Items from an interface collection:
_ _ _
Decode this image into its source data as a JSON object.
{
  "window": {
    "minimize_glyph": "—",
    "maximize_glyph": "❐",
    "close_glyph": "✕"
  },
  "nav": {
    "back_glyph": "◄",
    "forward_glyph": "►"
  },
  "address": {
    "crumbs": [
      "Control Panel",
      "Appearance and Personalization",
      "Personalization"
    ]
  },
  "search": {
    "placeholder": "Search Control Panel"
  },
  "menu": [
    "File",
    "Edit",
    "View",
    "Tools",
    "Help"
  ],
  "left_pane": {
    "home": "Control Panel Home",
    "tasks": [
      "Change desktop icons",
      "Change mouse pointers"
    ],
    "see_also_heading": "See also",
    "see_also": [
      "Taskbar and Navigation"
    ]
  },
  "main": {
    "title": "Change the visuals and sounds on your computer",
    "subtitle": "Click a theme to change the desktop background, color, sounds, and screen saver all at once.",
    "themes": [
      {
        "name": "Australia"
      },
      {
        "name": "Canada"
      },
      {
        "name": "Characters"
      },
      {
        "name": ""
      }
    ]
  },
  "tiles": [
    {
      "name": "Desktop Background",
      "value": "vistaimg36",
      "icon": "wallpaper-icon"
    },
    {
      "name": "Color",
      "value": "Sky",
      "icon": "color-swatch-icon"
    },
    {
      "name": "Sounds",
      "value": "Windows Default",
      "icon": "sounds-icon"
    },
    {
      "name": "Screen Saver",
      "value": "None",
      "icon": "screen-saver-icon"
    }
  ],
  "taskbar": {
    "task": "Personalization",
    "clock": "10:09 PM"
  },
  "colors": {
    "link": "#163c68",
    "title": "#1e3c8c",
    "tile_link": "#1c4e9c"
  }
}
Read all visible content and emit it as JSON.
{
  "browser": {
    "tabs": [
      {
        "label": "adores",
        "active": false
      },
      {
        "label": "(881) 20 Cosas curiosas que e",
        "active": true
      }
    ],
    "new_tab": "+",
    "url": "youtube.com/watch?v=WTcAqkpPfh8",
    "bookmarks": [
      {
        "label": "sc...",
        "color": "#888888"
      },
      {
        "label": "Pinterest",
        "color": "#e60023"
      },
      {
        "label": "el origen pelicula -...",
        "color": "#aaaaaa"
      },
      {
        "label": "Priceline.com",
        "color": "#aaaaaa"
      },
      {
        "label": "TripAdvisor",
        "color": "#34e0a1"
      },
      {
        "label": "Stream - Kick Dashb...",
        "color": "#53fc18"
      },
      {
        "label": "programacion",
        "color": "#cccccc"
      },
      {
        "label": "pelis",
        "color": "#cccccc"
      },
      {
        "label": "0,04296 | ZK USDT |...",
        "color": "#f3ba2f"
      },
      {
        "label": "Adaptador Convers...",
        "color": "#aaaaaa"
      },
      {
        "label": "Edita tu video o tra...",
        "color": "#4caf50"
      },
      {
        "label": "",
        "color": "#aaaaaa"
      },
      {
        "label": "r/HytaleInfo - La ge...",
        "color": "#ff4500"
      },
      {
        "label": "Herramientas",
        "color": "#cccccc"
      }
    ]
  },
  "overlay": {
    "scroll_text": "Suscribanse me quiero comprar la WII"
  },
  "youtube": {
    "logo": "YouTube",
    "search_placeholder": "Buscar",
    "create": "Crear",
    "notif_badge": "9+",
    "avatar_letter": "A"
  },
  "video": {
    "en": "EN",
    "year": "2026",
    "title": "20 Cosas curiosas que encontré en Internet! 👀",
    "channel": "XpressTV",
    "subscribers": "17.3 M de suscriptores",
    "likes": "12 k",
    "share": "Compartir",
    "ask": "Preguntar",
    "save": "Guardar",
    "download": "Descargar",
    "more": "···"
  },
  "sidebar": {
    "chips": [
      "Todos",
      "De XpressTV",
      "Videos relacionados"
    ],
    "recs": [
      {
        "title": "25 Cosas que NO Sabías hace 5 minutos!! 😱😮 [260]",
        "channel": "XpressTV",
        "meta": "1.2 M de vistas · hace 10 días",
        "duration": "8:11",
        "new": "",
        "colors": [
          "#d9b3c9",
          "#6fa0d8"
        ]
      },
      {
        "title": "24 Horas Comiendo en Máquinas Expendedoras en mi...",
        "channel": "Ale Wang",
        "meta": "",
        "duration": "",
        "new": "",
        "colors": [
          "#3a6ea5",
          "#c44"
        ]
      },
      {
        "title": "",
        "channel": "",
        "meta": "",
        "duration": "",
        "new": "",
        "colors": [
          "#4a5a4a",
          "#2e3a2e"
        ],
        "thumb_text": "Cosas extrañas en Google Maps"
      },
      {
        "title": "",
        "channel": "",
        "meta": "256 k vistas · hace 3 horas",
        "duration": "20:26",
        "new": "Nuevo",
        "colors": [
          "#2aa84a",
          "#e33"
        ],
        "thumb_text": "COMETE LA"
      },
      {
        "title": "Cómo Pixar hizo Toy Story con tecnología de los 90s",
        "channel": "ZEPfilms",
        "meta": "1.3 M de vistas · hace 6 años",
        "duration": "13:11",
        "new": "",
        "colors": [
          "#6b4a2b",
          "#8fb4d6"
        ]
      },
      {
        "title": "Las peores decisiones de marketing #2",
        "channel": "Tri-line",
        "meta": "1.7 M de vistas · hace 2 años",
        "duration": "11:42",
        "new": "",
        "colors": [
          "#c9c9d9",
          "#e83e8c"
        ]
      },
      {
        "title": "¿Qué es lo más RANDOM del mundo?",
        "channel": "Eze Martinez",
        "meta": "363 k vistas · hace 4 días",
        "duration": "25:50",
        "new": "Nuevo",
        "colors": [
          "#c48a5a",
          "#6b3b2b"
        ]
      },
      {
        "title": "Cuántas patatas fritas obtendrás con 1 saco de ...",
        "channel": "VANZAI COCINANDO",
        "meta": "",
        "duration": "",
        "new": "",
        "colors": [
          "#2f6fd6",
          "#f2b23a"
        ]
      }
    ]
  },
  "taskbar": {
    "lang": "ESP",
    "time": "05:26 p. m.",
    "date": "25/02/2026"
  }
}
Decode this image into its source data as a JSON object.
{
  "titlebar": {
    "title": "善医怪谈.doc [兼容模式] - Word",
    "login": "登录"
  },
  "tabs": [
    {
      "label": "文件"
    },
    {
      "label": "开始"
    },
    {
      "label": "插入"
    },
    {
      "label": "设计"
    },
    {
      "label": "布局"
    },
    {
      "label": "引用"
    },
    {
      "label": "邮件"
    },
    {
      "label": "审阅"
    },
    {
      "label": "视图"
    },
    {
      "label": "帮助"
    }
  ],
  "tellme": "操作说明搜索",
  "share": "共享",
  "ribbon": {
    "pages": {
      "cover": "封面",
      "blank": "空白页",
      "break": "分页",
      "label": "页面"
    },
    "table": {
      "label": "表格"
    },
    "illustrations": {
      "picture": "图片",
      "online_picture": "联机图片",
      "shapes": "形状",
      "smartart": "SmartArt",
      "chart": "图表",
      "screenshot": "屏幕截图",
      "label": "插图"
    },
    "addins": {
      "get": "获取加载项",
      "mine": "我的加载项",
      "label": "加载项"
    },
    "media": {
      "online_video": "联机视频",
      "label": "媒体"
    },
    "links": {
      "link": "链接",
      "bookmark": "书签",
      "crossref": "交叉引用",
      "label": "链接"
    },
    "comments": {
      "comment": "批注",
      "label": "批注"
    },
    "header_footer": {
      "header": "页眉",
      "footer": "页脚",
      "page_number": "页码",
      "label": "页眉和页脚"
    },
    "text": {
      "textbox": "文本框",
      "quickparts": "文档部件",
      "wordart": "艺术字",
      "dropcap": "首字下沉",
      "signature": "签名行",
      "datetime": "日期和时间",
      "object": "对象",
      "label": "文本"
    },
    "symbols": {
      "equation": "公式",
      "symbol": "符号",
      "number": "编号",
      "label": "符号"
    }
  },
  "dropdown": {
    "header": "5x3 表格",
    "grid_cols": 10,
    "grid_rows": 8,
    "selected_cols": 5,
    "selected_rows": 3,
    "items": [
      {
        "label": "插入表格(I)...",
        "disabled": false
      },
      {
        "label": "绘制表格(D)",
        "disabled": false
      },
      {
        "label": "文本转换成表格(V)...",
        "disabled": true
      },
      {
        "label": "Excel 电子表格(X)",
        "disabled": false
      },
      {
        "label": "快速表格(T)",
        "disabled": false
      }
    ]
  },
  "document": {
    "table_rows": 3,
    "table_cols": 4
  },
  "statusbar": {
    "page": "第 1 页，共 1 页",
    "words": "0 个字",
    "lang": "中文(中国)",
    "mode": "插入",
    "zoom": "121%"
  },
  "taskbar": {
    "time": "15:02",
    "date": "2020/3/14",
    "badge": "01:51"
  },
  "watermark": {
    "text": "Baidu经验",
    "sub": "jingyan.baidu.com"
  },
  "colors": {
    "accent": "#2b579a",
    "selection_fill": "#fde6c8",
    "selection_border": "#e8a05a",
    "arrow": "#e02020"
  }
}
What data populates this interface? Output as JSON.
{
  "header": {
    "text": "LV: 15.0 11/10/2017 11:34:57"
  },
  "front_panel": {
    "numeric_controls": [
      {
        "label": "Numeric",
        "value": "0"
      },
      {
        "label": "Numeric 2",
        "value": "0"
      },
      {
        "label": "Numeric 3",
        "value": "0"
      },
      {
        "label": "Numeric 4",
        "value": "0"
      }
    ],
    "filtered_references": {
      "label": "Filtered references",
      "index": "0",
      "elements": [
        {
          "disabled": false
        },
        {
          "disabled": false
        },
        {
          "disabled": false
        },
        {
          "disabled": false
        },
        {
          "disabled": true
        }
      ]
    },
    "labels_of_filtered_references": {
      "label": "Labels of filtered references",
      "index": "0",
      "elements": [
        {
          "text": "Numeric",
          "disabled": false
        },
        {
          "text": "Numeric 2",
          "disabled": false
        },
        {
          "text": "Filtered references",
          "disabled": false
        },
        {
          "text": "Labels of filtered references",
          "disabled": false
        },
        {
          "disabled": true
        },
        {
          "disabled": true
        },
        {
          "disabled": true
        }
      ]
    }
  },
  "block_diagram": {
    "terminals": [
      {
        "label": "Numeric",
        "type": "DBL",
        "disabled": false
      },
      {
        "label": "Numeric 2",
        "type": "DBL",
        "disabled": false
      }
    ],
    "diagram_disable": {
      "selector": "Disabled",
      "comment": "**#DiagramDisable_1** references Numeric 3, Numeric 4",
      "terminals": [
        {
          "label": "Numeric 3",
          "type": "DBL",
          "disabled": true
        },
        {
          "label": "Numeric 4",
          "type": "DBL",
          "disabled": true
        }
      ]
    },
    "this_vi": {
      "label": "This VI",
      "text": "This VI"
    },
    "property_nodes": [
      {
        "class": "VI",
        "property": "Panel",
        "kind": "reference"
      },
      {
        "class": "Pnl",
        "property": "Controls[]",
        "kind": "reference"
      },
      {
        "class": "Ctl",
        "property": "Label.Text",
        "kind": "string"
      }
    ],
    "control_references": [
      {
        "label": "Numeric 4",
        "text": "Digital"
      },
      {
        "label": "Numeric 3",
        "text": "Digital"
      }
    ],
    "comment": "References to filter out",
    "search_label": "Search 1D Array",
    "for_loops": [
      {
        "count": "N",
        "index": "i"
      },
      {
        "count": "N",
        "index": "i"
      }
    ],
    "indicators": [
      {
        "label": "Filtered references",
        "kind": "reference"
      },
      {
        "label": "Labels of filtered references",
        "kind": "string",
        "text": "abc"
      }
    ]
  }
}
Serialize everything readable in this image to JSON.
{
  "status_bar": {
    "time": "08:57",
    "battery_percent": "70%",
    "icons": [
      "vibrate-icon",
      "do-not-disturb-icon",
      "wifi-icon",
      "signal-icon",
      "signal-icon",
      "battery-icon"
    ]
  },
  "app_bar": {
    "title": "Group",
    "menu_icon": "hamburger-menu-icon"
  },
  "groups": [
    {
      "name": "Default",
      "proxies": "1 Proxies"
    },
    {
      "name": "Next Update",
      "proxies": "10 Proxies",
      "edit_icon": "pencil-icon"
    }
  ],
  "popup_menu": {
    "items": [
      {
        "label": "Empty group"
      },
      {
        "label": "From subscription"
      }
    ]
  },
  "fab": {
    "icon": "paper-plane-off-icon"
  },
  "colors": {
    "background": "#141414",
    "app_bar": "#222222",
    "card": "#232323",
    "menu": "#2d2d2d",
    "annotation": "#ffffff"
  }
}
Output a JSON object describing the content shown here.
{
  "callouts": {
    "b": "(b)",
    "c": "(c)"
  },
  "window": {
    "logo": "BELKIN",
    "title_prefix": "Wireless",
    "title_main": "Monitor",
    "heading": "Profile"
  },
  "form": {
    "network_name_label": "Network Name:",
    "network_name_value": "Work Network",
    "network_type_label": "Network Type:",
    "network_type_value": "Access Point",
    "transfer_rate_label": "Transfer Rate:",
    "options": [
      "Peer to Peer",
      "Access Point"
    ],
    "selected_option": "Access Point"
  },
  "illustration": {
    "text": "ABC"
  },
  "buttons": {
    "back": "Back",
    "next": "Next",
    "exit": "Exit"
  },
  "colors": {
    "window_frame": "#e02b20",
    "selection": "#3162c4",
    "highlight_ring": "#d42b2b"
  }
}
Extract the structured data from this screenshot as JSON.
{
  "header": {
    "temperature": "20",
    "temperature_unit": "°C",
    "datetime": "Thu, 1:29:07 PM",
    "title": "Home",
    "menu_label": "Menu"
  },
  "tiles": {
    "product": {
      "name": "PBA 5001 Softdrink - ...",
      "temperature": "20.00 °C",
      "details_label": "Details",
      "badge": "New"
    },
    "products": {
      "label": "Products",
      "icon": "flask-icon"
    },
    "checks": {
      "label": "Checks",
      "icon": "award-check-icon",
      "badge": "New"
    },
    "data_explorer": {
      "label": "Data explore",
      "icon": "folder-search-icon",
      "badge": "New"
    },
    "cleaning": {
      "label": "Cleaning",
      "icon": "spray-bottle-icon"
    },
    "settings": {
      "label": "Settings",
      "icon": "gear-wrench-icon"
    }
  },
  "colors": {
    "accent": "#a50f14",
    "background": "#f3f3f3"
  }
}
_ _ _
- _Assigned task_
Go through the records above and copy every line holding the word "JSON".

- _Answer space_
Decode this image into its source data as a JSON object.
Read all visible content and emit it as JSON.
Decode this image into its source data as a JSON object.
What data populates this interface? Output as JSON.
Serialize everything readable in this image to JSON.
Output a JSON object describing the content shown here.
Extract the structured data from this screenshot as JSON.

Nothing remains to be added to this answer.